*EXERCISE BRIEF*: When the string "identifier" is part of a line below, that line should be copied.

──────── TASK INPUTS

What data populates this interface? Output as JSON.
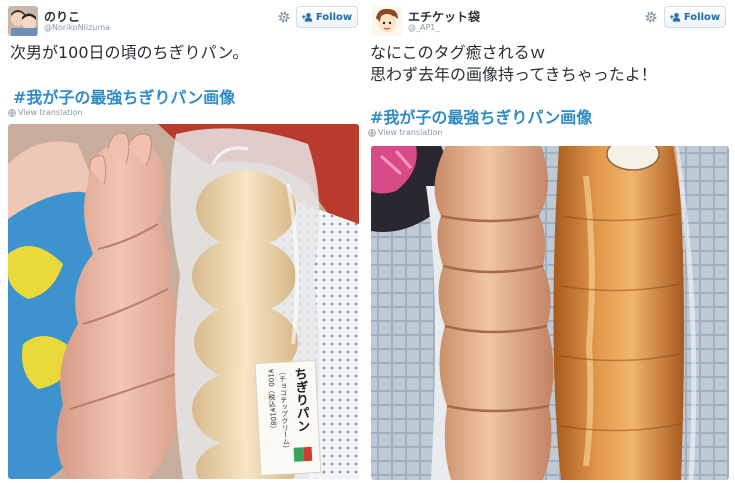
{
  "tweets": [
    {
      "display_name": "のりこ",
      "handle": "@NorikoNiizuma",
      "follow_label": "Follow",
      "text_lines": [
        "次男が100日の頃のちぎりパン。"
      ],
      "hashtag": "#我が子の最強ちぎりパン画像",
      "view_translation": "View translation",
      "bread_label_title": "ちぎりパン",
      "bread_label_sub": "（チョコチップクリーム）",
      "bread_label_price": "¥100（税込¥108）"
    },
    {
      "display_name": "エチケット袋",
      "handle": "@_AP1_",
      "follow_label": "Follow",
      "text_lines": [
        "なにこのタグ癒されるｗ",
        "思わず去年の画像持ってきちゃったよ！"
      ],
      "hashtag": "#我が子の最強ちぎりパン画像",
      "view_translation": "View translation"
    }
  ],
  "colors": {
    "link": "#2f8bc6",
    "follow_text": "#1f6fb0",
    "meta": "#8899a6",
    "body_text": "#292f33"
  },
  "icons": {
    "settings": "gear-icon",
    "follow": "add-person-icon",
    "translate": "globe-icon"
  }
}
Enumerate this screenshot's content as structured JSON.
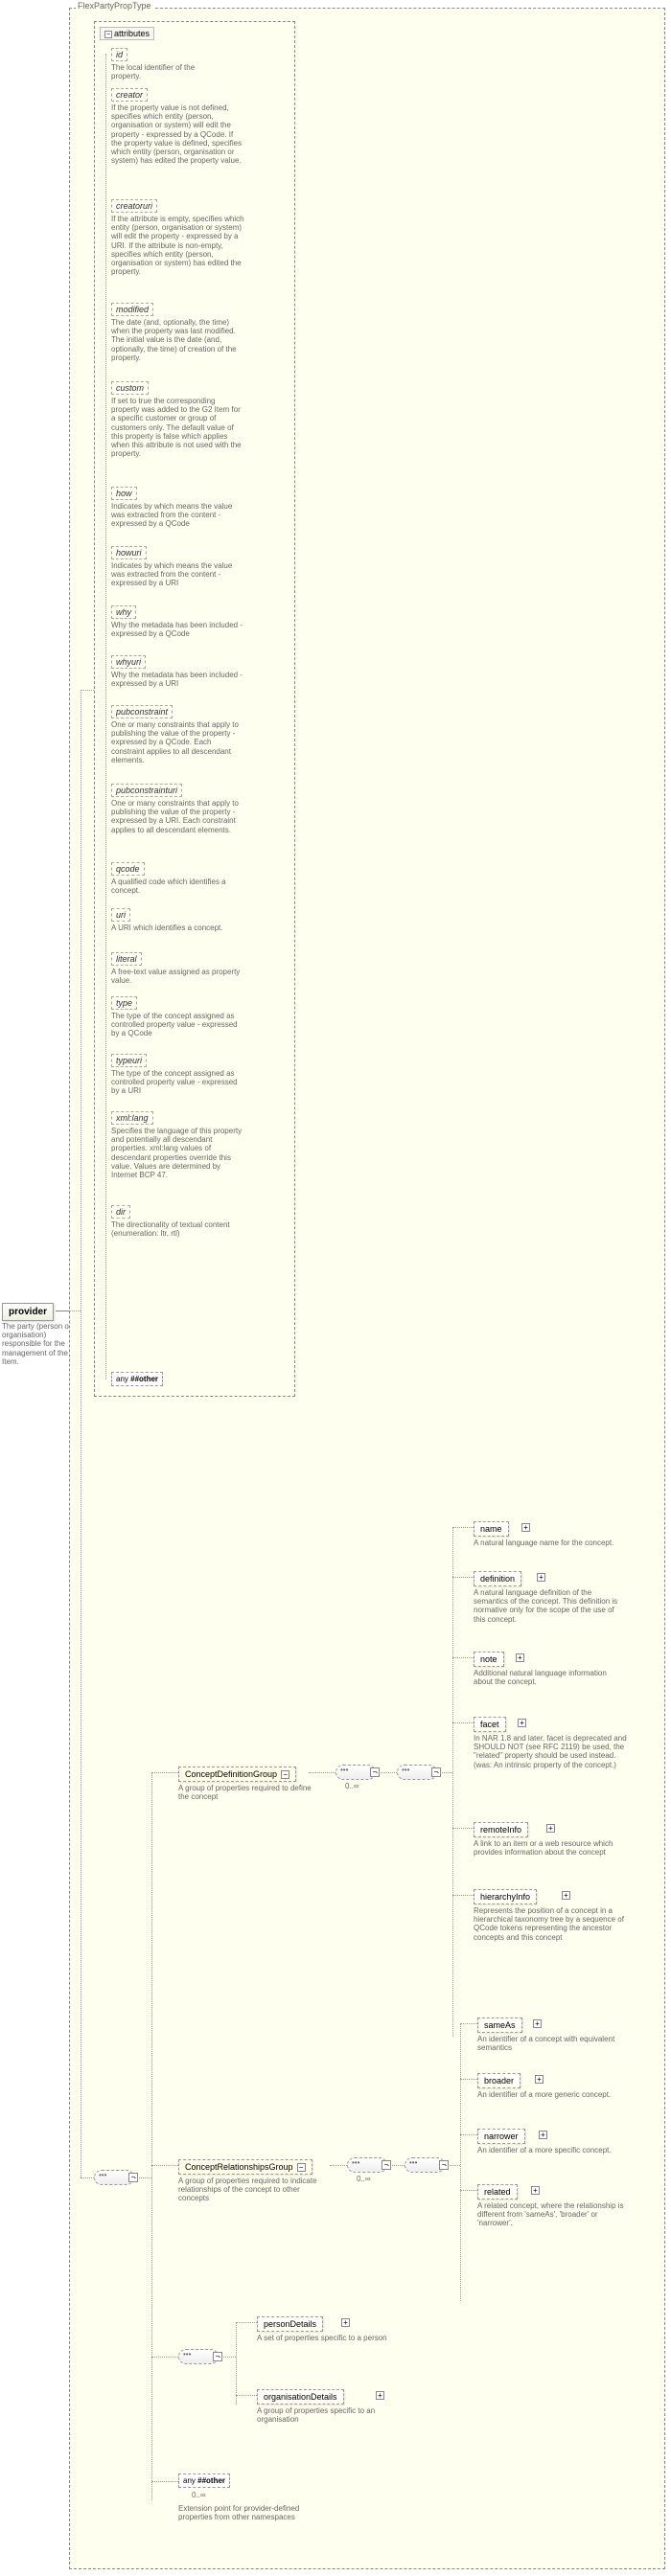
{
  "root_type": "FlexPartyPropType",
  "provider": {
    "label": "provider",
    "desc": "The party (person or organisation) responsible for the management of the Item."
  },
  "attributes_label": "attributes",
  "attrs": [
    {
      "name": "id",
      "desc": "The local identifier of the property."
    },
    {
      "name": "creator",
      "desc": "If the property value is not defined, specifies which entity (person, organisation or system) will edit the property - expressed by a QCode. If the property value is defined, specifies which entity (person, organisation or system) has edited the property value."
    },
    {
      "name": "creatoruri",
      "desc": "If the attribute is empty, specifies which entity (person, organisation or system) will edit the property - expressed by a URI. If the attribute is non-empty, specifies which entity (person, organisation or system) has edited the property."
    },
    {
      "name": "modified",
      "desc": "The date (and, optionally, the time) when the property was last modified. The initial value is the date (and, optionally, the time) of creation of the property."
    },
    {
      "name": "custom",
      "desc": "If set to true the corresponding property was added to the G2 Item for a specific customer or group of customers only. The default value of this property is false which applies when this attribute is not used with the property."
    },
    {
      "name": "how",
      "desc": "Indicates by which means the value was extracted from the content - expressed by a QCode"
    },
    {
      "name": "howuri",
      "desc": "Indicates by which means the value was extracted from the content - expressed by a URI"
    },
    {
      "name": "why",
      "desc": "Why the metadata has been included - expressed by a QCode"
    },
    {
      "name": "whyuri",
      "desc": "Why the metadata has been included - expressed by a URI"
    },
    {
      "name": "pubconstraint",
      "desc": "One or many constraints that apply to publishing the value of the property - expressed by a QCode. Each constraint applies to all descendant elements."
    },
    {
      "name": "pubconstrainturi",
      "desc": "One or many constraints that apply to publishing the value of the property - expressed by a URI. Each constraint applies to all descendant elements."
    },
    {
      "name": "qcode",
      "desc": "A qualified code which identifies a concept."
    },
    {
      "name": "uri",
      "desc": "A URI which identifies a concept."
    },
    {
      "name": "literal",
      "desc": "A free-text value assigned as property value."
    },
    {
      "name": "type",
      "desc": "The type of the concept assigned as controlled property value - expressed by a QCode"
    },
    {
      "name": "typeuri",
      "desc": "The type of the concept assigned as controlled property value - expressed by a URI"
    },
    {
      "name": "xml:lang",
      "desc": "Specifies the language of this property and potentially all descendant properties. xml:lang values of descendant properties override this value. Values are determined by Internet BCP 47."
    },
    {
      "name": "dir",
      "desc": "The directionality of textual content (enumeration: ltr, rtl)"
    }
  ],
  "any_other": "##other",
  "any_label": "any",
  "groups": {
    "def": {
      "name": "ConceptDefinitionGroup",
      "desc": "A group of properties required to define the concept"
    },
    "rel": {
      "name": "ConceptRelationshipsGroup",
      "desc": "A group of properties required to indicate relationships of the concept to other concepts"
    }
  },
  "def_children": [
    {
      "name": "name",
      "desc": "A natural language name for the concept."
    },
    {
      "name": "definition",
      "desc": "A natural language definition of the semantics of the concept. This definition is normative only for the scope of the use of this concept."
    },
    {
      "name": "note",
      "desc": "Additional natural language information about the concept."
    },
    {
      "name": "facet",
      "desc": "In NAR 1.8 and later, facet is deprecated and SHOULD NOT (see RFC 2119) be used, the \"related\" property should be used instead. (was: An intrinsic property of the concept.)"
    },
    {
      "name": "remoteInfo",
      "desc": "A link to an item or a web resource which provides information about the concept"
    },
    {
      "name": "hierarchyInfo",
      "desc": "Represents the position of a concept in a hierarchical taxonomy tree by a sequence of QCode tokens representing the ancestor concepts and this concept"
    }
  ],
  "rel_children": [
    {
      "name": "sameAs",
      "desc": "An identifier of a concept with equivalent semantics"
    },
    {
      "name": "broader",
      "desc": "An identifier of a more generic concept."
    },
    {
      "name": "narrower",
      "desc": "An identifier of a more specific concept."
    },
    {
      "name": "related",
      "desc": "A related concept, where the relationship is different from 'sameAs', 'broader' or 'narrower'."
    }
  ],
  "person": {
    "name": "personDetails",
    "desc": "A set of properties specific to a person"
  },
  "org": {
    "name": "organisationDetails",
    "desc": "A group of properties specific to an organisation"
  },
  "ext": {
    "label": "##other",
    "desc": "Extension point for provider-defined properties from other namespaces"
  },
  "occ": "0..∞"
}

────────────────

*RESULT OF THE EXERCISE*:
      "desc": "The local identifier of the property."
      "desc": "An identifier of a concept with equivalent semantics"
      "desc": "An identifier of a more generic concept."
      "desc": "An identifier of a more specific concept."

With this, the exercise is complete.